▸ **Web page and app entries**

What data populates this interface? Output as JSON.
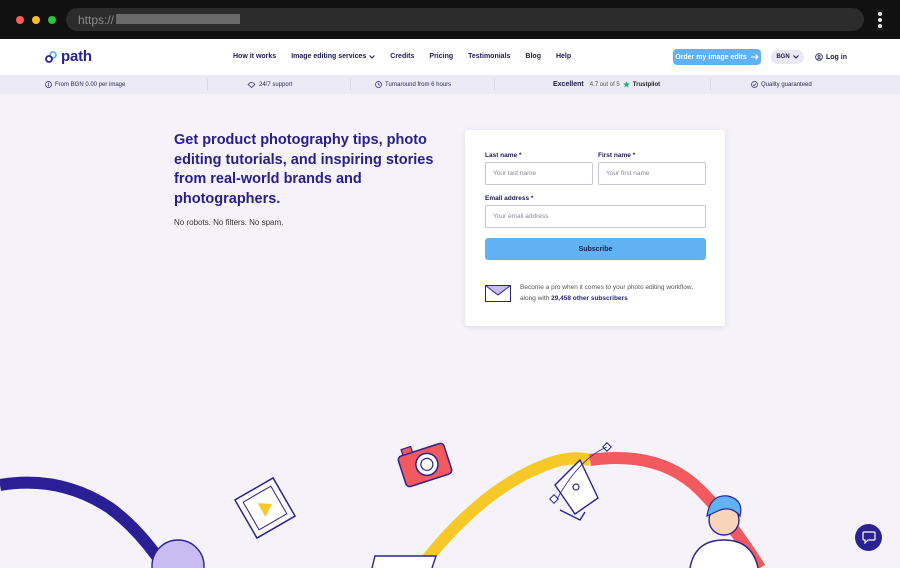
{
  "browser": {
    "url_prefix": "https://"
  },
  "header": {
    "logo_text": "path",
    "nav": [
      {
        "label": "How it works"
      },
      {
        "label": "Image editing services",
        "has_dropdown": true
      },
      {
        "label": "Credits"
      },
      {
        "label": "Pricing"
      },
      {
        "label": "Testimonials"
      },
      {
        "label": "Blog"
      },
      {
        "label": "Help"
      }
    ],
    "order_button": "Order my image edits",
    "currency": "BGN",
    "login": "Log in"
  },
  "infobar": {
    "price": "From BGN 0.00 per image",
    "support": "24/7 support",
    "turnaround": "Turnaround from 6 hours",
    "rating_word": "Excellent",
    "rating_value": "4.7 out of 5",
    "trustpilot": "Trustpilot",
    "quality": "Quality guaranteed"
  },
  "hero": {
    "headline": "Get product photography tips, photo editing tutorials, and inspiring stories from real-world brands and photographers.",
    "subline": "No robots. No filters. No spam."
  },
  "form": {
    "last_name_label": "Last name *",
    "last_name_placeholder": "Your last name",
    "first_name_label": "First name *",
    "first_name_placeholder": "Your first name",
    "email_label": "Email address *",
    "email_placeholder": "Your email address",
    "subscribe": "Subscribe",
    "pro_text": "Become a pro when it comes to your photo editing workflow, along with",
    "subscribers": "29,458 other subscribers"
  },
  "colors": {
    "brand": "#2a238f",
    "accent": "#61b2f2",
    "yellow": "#f7c928",
    "red": "#f25a5f"
  },
  "icons": [
    "coin-icon",
    "support-icon",
    "clock-icon",
    "trustpilot-star-icon",
    "shield-icon",
    "user-icon",
    "arrow-right-icon",
    "chevron-down-icon",
    "envelope-icon",
    "chat-icon"
  ]
}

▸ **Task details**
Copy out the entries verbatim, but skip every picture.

▸ **Problem solution**
What data populates this interface? Output as JSON.
{
  "browser": {
    "url_prefix": "https://"
  },
  "header": {
    "logo_text": "path",
    "nav": [
      {
        "label": "How it works"
      },
      {
        "label": "Image editing services",
        "has_dropdown": true
      },
      {
        "label": "Credits"
      },
      {
        "label": "Pricing"
      },
      {
        "label": "Testimonials"
      },
      {
        "label": "Blog"
      },
      {
        "label": "Help"
      }
    ],
    "order_button": "Order my image edits",
    "currency": "BGN",
    "login": "Log in"
  },
  "infobar": {
    "price": "From BGN 0.00 per image",
    "support": "24/7 support",
    "turnaround": "Turnaround from 6 hours",
    "rating_word": "Excellent",
    "rating_value": "4.7 out of 5",
    "trustpilot": "Trustpilot",
    "quality": "Quality guaranteed"
  },
  "hero": {
    "headline": "Get product photography tips, photo editing tutorials, and inspiring stories from real-world brands and photographers.",
    "subline": "No robots. No filters. No spam."
  },
  "form": {
    "last_name_label": "Last name *",
    "last_name_placeholder": "Your last name",
    "first_name_label": "First name *",
    "first_name_placeholder": "Your first name",
    "email_label": "Email address *",
    "email_placeholder": "Your email address",
    "subscribe": "Subscribe",
    "pro_text": "Become a pro when it comes to your photo editing workflow, along with",
    "subscribers": "29,458 other subscribers"
  },
  "colors": {
    "brand": "#2a238f",
    "accent": "#61b2f2",
    "yellow": "#f7c928",
    "red": "#f25a5f"
  },
  "icons": [
    "coin-icon",
    "support-icon",
    "clock-icon",
    "trustpilot-star-icon",
    "shield-icon",
    "user-icon",
    "arrow-right-icon",
    "chevron-down-icon",
    "envelope-icon",
    "chat-icon"
  ]
}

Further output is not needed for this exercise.